TASK TO COMPLETE: Keep the wording of every entry exactly as it is while leaving the pictures out of your copy.
==== SOURCE DATA
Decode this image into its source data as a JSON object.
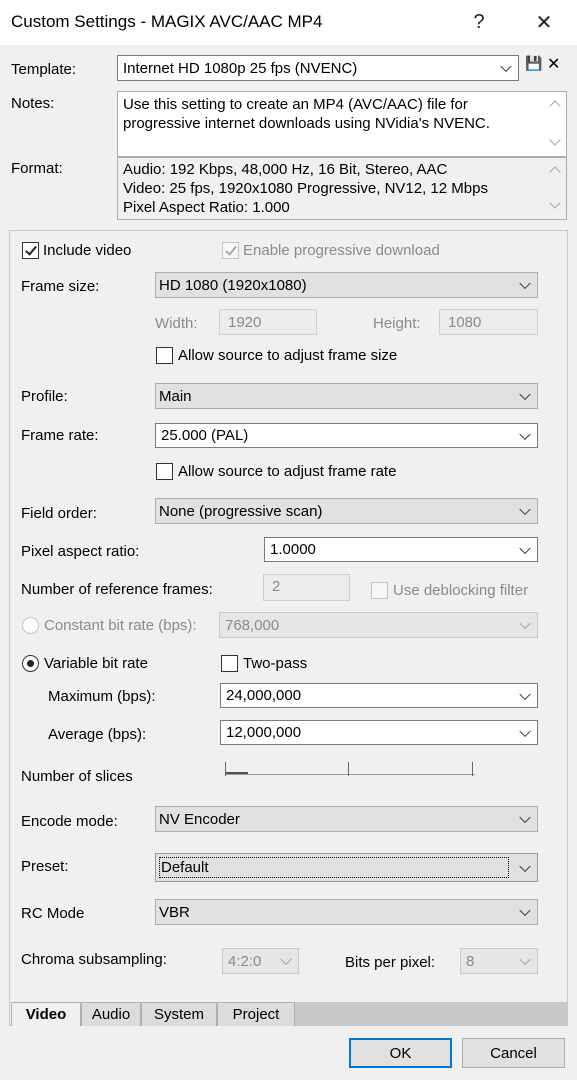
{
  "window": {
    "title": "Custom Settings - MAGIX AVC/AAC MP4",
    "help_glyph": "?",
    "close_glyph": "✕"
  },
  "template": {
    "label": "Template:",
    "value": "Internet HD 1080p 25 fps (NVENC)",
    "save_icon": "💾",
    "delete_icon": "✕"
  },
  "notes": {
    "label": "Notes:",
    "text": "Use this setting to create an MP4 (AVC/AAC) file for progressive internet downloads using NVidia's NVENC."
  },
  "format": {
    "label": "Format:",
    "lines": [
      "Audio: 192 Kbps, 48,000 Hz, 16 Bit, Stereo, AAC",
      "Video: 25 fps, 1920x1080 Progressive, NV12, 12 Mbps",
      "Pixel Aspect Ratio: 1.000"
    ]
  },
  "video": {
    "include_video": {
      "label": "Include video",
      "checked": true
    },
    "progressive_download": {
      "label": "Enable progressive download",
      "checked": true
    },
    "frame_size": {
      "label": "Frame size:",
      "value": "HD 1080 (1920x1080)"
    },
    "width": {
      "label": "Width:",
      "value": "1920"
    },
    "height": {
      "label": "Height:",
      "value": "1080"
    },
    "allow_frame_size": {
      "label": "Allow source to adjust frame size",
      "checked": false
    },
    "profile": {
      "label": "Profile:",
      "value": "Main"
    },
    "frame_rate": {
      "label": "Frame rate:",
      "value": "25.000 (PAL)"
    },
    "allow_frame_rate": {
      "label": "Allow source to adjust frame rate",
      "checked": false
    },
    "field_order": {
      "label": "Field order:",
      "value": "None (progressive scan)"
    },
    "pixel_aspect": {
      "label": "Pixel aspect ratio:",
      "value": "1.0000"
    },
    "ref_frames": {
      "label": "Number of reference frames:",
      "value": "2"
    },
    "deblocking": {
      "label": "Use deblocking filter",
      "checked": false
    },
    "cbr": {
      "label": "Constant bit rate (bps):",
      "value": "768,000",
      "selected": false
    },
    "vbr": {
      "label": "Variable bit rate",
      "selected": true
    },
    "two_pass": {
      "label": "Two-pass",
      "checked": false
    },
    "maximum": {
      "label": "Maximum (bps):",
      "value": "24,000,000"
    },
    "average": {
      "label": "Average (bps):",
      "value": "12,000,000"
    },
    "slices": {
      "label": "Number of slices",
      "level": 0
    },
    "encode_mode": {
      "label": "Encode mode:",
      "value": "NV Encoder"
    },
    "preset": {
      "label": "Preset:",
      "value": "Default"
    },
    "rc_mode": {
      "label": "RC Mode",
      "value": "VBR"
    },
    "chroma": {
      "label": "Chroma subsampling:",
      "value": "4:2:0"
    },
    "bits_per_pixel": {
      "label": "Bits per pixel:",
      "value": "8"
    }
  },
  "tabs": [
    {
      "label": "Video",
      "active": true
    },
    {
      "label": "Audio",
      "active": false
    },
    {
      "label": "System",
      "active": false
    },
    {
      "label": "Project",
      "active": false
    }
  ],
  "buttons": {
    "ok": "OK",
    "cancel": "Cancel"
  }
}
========
EXERCISE RESPONSE:
Decode this image into its source data as a JSON object.
{
  "window": {
    "title": "Custom Settings - MAGIX AVC/AAC MP4",
    "help_glyph": "?",
    "close_glyph": "✕"
  },
  "template": {
    "label": "Template:",
    "value": "Internet HD 1080p 25 fps (NVENC)",
    "save_icon": "💾",
    "delete_icon": "✕"
  },
  "notes": {
    "label": "Notes:",
    "text": "Use this setting to create an MP4 (AVC/AAC) file for progressive internet downloads using NVidia's NVENC."
  },
  "format": {
    "label": "Format:",
    "lines": [
      "Audio: 192 Kbps, 48,000 Hz, 16 Bit, Stereo, AAC",
      "Video: 25 fps, 1920x1080 Progressive, NV12, 12 Mbps",
      "Pixel Aspect Ratio: 1.000"
    ]
  },
  "video": {
    "include_video": {
      "label": "Include video",
      "checked": true
    },
    "progressive_download": {
      "label": "Enable progressive download",
      "checked": true
    },
    "frame_size": {
      "label": "Frame size:",
      "value": "HD 1080 (1920x1080)"
    },
    "width": {
      "label": "Width:",
      "value": "1920"
    },
    "height": {
      "label": "Height:",
      "value": "1080"
    },
    "allow_frame_size": {
      "label": "Allow source to adjust frame size",
      "checked": false
    },
    "profile": {
      "label": "Profile:",
      "value": "Main"
    },
    "frame_rate": {
      "label": "Frame rate:",
      "value": "25.000 (PAL)"
    },
    "allow_frame_rate": {
      "label": "Allow source to adjust frame rate",
      "checked": false
    },
    "field_order": {
      "label": "Field order:",
      "value": "None (progressive scan)"
    },
    "pixel_aspect": {
      "label": "Pixel aspect ratio:",
      "value": "1.0000"
    },
    "ref_frames": {
      "label": "Number of reference frames:",
      "value": "2"
    },
    "deblocking": {
      "label": "Use deblocking filter",
      "checked": false
    },
    "cbr": {
      "label": "Constant bit rate (bps):",
      "value": "768,000",
      "selected": false
    },
    "vbr": {
      "label": "Variable bit rate",
      "selected": true
    },
    "two_pass": {
      "label": "Two-pass",
      "checked": false
    },
    "maximum": {
      "label": "Maximum (bps):",
      "value": "24,000,000"
    },
    "average": {
      "label": "Average (bps):",
      "value": "12,000,000"
    },
    "slices": {
      "label": "Number of slices",
      "level": 0
    },
    "encode_mode": {
      "label": "Encode mode:",
      "value": "NV Encoder"
    },
    "preset": {
      "label": "Preset:",
      "value": "Default"
    },
    "rc_mode": {
      "label": "RC Mode",
      "value": "VBR"
    },
    "chroma": {
      "label": "Chroma subsampling:",
      "value": "4:2:0"
    },
    "bits_per_pixel": {
      "label": "Bits per pixel:",
      "value": "8"
    }
  },
  "tabs": [
    {
      "label": "Video",
      "active": true
    },
    {
      "label": "Audio",
      "active": false
    },
    {
      "label": "System",
      "active": false
    },
    {
      "label": "Project",
      "active": false
    }
  ],
  "buttons": {
    "ok": "OK",
    "cancel": "Cancel"
  }
}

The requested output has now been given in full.